Amazon.com. Inc. (NASDAQ:AMZN) is preparing to take a step that many thought would be inevitable – acquiring its own power units.
Amazon, which has spent the past six years forming a massive shipping and logistics network, already owns or leases thousands of truck trailers. But it relies on contractors to bring their own power units to the shipping relationship. That is changing. The company is poised to “double down” on its in-house truckload capabilities, and is ready to jettison many of its contractors if necessary, according to a person familiar with the company’s plans.
An Amazon spokesperson confirmed October 11 that it will take on heavy-duty tractors that will be used to support the company’s line-haul operations. Medium and heavy-duty truck manufacturer Volvo Trucks, a unit of Swedish manufacturer AB Volvo (OTCMKTS:VOLVF), confirmed the same day that Amazon is a customer. In addition, Kenworth Inc. is reportedly building power units for Amazon. A Kenworth spokesperson declined comment, deferring instead to its customers to respond to such queries.
Amazon telegraphed the move in mid-April when it posted a video on Twitter showing two tractor-trailers with the familiar Amazon logo on the sides rolling up next to an Amazon-branded aircraft. Dave Clark, who heads Amazon’s global supply chain operations, said in the video caption, “Say hello to my little friend.”
The power units in the video were so-called “day cabs” designed to allow drivers to execute short-range pick-ups and deliveries within the federal driver hours-of-service (HOS) requirements. Amazon has been beefing up its network that supports what is known as the “middle-mile,” which, in Amazon’s case, would link its fulfillment and delivery centers. Amazon has 457 U.S. facilities and 58 more on the drawing board, according to consultancy MWPVL International. Of the 457 locations, 160 are classified as fulfillment, supplemental and return centers, and an additional 151 are delivery stations, according to MWPVL data.
Middle-mile stage lengths typically run 200 to 300 miles, and the use of day cabs means that drivers can execute pick-ups and deliveries well within the federal driver HOS rules, which cap consecutive behind-the-wheel hours at 11 and full work days at 14.
Amazon wants to attract drivers by helping to finance the purchase or lease of power units, according to the person. The company is working on fuel discount/reward programs, insurance, and partnerships with truckstop operators like Love’s to secure parking spaces, showers and other driver amenities, the person said. The long-term objective is to gain more control of its supply chain, which it is aggressively working towards in freight brokerage, airfreight services and last-mile parcel deliveries.

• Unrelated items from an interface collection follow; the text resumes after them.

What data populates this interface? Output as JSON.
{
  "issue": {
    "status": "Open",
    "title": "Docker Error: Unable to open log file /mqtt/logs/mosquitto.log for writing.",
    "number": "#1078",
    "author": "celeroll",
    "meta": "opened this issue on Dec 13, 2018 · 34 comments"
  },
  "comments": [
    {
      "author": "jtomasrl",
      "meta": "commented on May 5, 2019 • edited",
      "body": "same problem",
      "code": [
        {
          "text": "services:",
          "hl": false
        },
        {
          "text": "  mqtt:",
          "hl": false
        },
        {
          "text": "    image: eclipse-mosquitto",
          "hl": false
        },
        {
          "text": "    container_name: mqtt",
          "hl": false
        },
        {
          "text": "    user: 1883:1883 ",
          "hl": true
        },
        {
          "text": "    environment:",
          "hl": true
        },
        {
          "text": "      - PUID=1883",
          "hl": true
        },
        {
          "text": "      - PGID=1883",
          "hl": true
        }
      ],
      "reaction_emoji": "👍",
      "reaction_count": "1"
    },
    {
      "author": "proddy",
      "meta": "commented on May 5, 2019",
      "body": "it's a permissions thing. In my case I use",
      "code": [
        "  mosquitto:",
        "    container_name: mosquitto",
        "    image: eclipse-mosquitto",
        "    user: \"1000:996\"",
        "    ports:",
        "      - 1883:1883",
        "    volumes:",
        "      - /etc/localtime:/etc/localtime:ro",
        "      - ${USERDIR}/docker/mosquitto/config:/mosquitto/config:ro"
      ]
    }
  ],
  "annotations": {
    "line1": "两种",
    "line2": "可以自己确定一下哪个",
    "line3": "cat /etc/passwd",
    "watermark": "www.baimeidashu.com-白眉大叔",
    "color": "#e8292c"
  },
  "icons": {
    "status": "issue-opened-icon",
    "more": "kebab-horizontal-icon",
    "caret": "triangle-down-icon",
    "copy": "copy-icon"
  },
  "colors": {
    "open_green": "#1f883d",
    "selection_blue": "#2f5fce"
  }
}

According to the person, the company has driver schools in various areas where fulfillment center employees are getting their commercial drivers licenses (CDLs) and are driving yard hostlers for practice. Amazon has done its research on prevailing driver pay rates and will pay drivers “above average” wages, the person said. Private fleet drivers for Walmart Inc. (NYSE:WMT) make in the $80,000 to $90,000 a year range. Amazon’s last-mile delivery drivers typically are not required to have CDLs.
The unanswered question at this time is whether Amazon will expand its driver workforce over the long-term by training fulfillment center employees, hiring credentialed drivers for in-house roles, or providing power to owner-operators, according to the person.
Amazon has been on the prowl for drivers for some time. For example, in March 2018 the company exhibited at the huge Mid-America Truck Show in Louisville, Kentucky, to recruit fleets to join its dedicated trucking operation. The business, which went by the name of Amazon.com.dedc.LLC, wanted fleets that had at least three trucks, their own operating authorities, and drivers who could operate twin-trailers to haul goods in the company’s distribution center network, Amazon said in literature distributed at the show, known in the trade as MATS.